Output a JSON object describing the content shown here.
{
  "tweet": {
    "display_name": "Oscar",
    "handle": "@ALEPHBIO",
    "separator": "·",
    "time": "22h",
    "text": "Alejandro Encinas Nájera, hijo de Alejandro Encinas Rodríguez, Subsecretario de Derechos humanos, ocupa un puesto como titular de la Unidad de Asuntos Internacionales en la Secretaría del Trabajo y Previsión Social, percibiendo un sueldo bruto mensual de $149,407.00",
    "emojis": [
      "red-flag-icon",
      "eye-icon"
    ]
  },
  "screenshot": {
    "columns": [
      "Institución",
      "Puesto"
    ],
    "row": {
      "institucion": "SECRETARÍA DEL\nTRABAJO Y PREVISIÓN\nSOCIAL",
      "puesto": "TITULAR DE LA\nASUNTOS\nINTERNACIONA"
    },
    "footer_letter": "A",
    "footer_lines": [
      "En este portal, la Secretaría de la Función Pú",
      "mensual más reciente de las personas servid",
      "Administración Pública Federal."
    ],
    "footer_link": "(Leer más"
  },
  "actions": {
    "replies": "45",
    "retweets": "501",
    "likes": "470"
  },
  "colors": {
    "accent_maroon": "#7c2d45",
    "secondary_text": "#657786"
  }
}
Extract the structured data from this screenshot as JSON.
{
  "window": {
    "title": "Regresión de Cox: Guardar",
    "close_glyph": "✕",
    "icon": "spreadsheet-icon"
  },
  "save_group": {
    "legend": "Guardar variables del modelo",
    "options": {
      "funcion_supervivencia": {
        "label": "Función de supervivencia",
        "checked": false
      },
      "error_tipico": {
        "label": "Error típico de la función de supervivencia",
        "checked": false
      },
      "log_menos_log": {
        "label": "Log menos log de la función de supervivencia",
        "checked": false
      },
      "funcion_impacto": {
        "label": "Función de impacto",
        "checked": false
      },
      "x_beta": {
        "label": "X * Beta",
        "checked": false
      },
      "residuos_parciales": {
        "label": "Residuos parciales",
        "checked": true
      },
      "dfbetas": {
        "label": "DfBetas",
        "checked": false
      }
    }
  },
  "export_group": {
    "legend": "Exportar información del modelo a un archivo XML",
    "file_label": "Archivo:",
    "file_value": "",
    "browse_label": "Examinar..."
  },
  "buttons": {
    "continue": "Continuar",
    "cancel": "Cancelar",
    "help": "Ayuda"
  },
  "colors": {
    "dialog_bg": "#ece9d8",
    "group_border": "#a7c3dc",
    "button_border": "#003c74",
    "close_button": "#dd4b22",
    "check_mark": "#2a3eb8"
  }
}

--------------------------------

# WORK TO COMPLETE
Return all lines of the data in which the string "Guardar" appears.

# TASK RESPONSE
    "title": "Regresión de Cox: Guardar",
    "legend": "Guardar variables del modelo",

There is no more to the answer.